**PROVIDED INFORMATION**
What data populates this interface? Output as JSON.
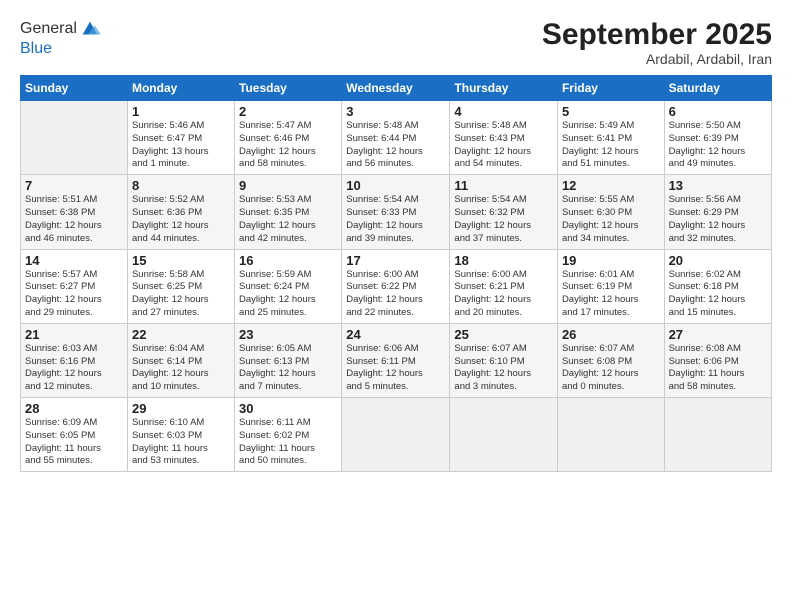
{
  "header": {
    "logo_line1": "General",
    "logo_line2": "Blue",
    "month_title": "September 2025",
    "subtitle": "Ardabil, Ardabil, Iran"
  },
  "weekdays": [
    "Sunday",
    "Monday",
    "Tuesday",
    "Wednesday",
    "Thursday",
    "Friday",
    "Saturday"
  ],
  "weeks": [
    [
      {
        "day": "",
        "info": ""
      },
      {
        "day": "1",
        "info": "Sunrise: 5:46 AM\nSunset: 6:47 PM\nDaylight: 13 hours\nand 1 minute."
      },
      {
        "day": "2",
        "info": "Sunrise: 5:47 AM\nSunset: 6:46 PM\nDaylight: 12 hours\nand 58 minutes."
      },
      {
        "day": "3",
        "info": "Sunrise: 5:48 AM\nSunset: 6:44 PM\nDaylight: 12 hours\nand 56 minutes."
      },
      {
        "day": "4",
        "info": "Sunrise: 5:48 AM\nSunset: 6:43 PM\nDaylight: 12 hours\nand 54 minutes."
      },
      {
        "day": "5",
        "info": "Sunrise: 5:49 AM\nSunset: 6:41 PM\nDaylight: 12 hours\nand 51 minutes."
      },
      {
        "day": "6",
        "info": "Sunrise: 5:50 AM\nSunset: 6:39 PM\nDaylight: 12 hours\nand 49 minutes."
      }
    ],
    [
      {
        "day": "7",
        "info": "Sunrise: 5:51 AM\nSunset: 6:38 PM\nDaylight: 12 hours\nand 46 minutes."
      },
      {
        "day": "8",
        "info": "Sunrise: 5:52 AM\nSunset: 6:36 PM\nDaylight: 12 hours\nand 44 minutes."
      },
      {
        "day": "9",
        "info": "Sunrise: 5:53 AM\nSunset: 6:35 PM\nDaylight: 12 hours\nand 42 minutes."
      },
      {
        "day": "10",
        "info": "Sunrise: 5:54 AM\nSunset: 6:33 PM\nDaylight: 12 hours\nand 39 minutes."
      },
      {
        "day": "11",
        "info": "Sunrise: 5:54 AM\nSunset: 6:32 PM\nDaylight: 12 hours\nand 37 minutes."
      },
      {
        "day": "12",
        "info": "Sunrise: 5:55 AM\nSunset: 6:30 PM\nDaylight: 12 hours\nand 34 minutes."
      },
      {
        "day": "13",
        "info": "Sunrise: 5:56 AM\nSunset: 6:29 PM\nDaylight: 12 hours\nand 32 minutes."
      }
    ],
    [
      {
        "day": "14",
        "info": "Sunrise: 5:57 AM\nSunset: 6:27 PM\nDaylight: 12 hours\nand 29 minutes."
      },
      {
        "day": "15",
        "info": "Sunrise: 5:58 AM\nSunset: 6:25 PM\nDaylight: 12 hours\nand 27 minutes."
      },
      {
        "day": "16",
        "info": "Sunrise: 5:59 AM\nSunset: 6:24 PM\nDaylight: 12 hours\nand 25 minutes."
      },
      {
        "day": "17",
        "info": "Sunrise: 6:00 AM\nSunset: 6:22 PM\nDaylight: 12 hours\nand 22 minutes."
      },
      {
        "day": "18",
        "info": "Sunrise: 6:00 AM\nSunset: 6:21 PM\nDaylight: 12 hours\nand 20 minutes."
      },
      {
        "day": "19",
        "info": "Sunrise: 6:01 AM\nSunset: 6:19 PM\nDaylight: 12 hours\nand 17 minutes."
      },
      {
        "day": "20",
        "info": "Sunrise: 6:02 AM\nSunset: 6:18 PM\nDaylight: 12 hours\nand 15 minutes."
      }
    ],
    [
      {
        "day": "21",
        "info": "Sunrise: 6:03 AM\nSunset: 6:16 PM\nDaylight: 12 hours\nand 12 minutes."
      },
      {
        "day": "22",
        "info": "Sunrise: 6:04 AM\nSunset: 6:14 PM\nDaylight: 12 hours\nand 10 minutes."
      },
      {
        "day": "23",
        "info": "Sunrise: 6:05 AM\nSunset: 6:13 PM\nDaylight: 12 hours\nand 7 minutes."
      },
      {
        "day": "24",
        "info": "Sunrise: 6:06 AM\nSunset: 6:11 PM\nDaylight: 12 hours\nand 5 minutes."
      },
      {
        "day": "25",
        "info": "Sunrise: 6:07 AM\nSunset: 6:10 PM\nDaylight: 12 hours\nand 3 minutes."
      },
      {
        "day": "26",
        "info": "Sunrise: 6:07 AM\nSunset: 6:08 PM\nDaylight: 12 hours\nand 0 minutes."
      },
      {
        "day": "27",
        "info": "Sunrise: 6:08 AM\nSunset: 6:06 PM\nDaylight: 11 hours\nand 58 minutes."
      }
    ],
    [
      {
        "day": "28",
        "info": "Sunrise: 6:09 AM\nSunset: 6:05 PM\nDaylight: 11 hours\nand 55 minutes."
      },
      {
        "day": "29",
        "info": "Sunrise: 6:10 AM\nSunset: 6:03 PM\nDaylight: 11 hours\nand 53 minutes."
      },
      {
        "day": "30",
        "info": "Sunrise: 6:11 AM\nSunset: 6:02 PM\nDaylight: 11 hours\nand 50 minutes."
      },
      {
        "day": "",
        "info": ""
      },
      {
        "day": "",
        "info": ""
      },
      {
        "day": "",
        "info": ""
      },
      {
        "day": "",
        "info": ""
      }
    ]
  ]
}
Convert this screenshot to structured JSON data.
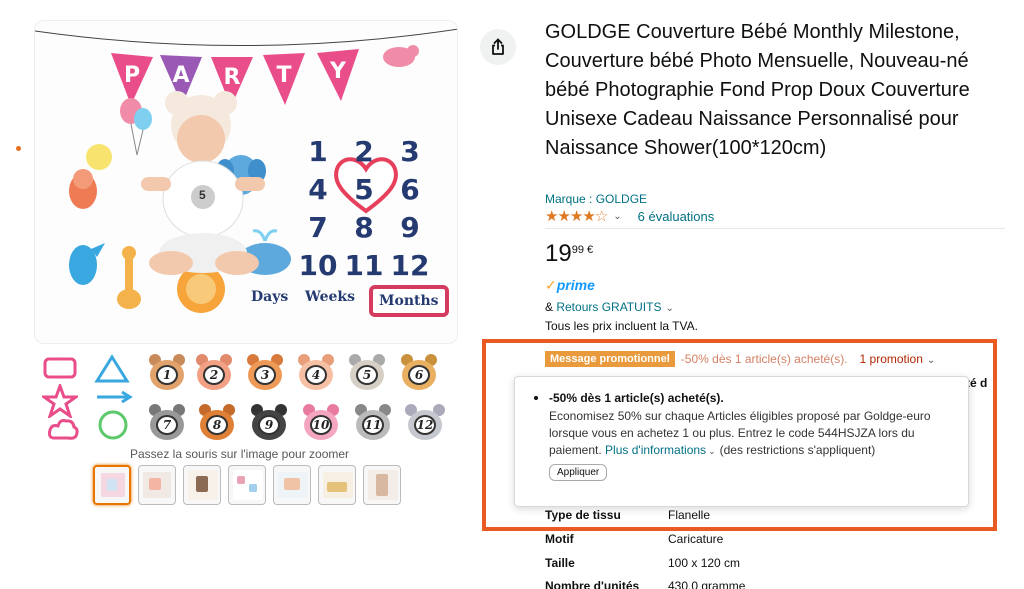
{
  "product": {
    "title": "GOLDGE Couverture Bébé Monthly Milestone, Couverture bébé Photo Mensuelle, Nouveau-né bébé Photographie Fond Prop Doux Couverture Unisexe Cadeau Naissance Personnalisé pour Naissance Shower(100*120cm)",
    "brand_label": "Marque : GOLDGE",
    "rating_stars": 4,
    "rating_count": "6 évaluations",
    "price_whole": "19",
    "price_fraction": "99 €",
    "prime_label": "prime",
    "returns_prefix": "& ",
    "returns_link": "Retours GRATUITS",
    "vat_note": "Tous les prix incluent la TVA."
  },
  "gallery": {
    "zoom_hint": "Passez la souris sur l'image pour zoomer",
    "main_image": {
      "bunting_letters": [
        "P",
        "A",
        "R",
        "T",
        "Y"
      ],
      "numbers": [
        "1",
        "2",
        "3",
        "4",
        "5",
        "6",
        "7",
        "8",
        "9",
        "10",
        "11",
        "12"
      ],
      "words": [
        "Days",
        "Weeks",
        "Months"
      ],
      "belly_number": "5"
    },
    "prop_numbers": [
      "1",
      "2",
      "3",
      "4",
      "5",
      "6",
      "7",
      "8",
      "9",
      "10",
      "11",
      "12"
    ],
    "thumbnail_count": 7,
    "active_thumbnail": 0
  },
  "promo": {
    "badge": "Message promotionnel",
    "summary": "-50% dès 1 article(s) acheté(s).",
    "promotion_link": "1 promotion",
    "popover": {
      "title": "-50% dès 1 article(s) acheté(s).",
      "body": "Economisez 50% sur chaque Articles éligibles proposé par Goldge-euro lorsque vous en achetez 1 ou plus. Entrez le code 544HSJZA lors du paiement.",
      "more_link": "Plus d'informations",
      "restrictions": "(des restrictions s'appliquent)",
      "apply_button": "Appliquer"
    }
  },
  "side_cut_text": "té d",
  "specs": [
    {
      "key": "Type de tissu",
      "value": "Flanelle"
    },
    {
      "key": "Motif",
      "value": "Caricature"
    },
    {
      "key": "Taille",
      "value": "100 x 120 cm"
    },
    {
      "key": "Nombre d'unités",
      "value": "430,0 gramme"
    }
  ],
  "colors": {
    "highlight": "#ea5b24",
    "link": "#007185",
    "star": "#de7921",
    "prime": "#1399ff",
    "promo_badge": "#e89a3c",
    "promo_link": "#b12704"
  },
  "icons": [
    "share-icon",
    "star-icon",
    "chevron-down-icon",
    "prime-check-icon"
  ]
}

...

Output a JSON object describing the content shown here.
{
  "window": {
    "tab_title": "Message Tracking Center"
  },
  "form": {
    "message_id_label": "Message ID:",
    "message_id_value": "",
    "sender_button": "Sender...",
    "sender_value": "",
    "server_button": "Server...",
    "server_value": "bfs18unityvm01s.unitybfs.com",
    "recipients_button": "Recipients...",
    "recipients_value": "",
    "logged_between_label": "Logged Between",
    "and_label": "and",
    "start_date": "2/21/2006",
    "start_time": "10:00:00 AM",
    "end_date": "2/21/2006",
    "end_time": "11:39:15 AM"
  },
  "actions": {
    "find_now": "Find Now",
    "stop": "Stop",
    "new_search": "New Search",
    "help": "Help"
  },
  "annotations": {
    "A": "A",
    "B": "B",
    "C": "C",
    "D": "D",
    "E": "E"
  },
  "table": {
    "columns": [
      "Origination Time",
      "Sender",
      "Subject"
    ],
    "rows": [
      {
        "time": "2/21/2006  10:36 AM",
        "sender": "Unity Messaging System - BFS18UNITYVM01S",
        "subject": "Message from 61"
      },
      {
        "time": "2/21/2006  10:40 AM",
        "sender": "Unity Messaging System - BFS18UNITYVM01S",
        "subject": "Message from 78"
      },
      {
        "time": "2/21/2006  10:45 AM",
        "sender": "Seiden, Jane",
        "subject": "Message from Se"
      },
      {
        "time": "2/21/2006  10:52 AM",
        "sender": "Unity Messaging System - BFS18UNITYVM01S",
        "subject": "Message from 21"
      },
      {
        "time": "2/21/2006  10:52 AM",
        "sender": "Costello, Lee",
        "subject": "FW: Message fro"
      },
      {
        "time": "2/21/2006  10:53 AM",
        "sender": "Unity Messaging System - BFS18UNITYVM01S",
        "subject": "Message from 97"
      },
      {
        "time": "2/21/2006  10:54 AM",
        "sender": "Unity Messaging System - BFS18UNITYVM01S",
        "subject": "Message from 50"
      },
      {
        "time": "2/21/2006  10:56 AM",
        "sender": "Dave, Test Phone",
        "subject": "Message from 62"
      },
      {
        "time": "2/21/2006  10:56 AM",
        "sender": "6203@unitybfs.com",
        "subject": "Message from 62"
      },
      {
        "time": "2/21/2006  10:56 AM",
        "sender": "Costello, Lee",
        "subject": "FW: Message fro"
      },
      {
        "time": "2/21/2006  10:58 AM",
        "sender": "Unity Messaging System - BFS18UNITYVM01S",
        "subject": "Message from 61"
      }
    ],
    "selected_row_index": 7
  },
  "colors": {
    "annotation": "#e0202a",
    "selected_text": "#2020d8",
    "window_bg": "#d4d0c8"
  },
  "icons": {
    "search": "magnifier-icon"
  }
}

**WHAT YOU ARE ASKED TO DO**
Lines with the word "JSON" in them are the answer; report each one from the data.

**ANSWER**
What data populates this interface? Output as JSON.
Convert this screenshot to structured JSON data.
Output a JSON object describing the content shown here.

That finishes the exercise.